South China Sea Dispute
- A new report of the US State Department on the Beijing’s extensive territorial claims of “historic rights” in the South China Sea (SCS) has rejected them as being “plainly inconsistent with international law”.
- the report concludes that these claims gravely undermine the rule of law in the oceans and numerous universally recognized provisions of international law reflected in the convention.
UNCLOS Ruling of 2016:
- The Ruling of 2016 was a serious blow to the Chinese claims. It was based on the UNCLOS which China had ratified.
- The Ruling dismissed Beijing’s claims on the entire area in the nine-dashed-line in the SCS.

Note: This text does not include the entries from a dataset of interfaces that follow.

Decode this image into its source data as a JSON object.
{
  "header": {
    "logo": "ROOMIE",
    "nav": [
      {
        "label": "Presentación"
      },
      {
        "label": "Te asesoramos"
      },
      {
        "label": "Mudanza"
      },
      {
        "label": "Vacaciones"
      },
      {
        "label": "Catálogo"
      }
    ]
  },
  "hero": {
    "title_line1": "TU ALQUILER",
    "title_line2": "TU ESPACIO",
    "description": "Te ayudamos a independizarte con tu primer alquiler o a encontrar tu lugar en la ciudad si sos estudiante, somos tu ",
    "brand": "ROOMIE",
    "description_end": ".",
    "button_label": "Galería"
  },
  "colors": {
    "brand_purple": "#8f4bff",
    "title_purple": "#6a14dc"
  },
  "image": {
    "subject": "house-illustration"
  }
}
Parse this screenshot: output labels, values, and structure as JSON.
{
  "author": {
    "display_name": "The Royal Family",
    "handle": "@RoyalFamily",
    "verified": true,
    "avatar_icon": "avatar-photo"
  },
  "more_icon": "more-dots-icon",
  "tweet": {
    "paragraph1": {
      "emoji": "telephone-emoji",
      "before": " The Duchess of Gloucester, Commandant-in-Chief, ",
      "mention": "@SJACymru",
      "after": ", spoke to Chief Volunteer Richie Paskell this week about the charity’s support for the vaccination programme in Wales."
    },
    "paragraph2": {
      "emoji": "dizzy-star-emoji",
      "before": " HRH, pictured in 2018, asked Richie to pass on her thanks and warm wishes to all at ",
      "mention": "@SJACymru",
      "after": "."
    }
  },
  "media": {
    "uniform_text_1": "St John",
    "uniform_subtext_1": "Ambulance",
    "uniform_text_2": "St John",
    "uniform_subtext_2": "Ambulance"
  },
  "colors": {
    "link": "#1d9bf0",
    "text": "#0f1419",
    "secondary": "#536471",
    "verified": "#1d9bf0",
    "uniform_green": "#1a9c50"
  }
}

- It clarified the definition of the “islands”. It found that none of the Spratlys- including Itu Aba, Thitu, Spratly Islands, Northeast Cay, and Southwest Cay- are legally islands because they cannot sustain a stable community or independent economic life.
- The Court also agreed with the Philippines that Johnson Reef, Cuarteron Reef, and Fiery Cross Reef are rocks. Hughes Reef and Mischief Reef were found to be below water at high-tide, generating no maritime entitlements.
- The Court also ruled that Second Thomas Shoal and Reed Bank are submerged and belong to the Philippines’ continental shelf thereby denying any right to China there.
- Significantly the Court also ruled against the Chinese ‘land-reclamation activity’ stating that this had caused ‘severe harm to the coral reef environment’. This imposed a stricture on China over its land reclamation activity.
- The Tribunal confirmed that China violated Philippines’ rights in seizing Scarborough Shoal, the 2012 incident that drove Manila to file a suit.
- It pointed out that China had breached the Philippines’ sovereign rights by exploring for oil and gas near the Reed Bank.
What is the issue?
- Beijing has overlapping territorial claims with several Southeast Asian states in the South China Sea.
- China claims almost all of the resource-rich sea, through which trillions of dollars in shipping trade passes annually, with competing claims from Brunei, Malaysia, the Philippines, Taiwan and Vietnam.
- Beijing has also been accused of deploying a range of military hardware, including anti-ship missiles and surface-to-air missiles there, and ignored a 2016 international tribunal decision that declared its historical claim over most of the waters to be without basis.
South China Sea
- The South China Sea is an arm of western Pacific Ocean in Southeast Asia.
- It is south of China, east & south of Vietnam, west of the Philippines and north of the island of Borneo.
- It is connected by Taiwan Strait with the East China Sea and by Luzon Strait with the Philippine Sea.
- Bordering states & territories: the People’s Republic of China, the Republic of China (Taiwan), the Philippines, Malaysia, Brunei, Indonesia, Singapore and Vietnam.
- This sea holds tremendous strategic importance for its location as it is the connecting link between the Indian Ocean and the Pacific Ocean (Strait of Malacca).
- According to the United Nations Conference on Trade And Development (UNCTAD) one-third of the global shipping passes through it, carrying trillions of trade which makes it a significant geopolitical water body.
Source: THE HINDU.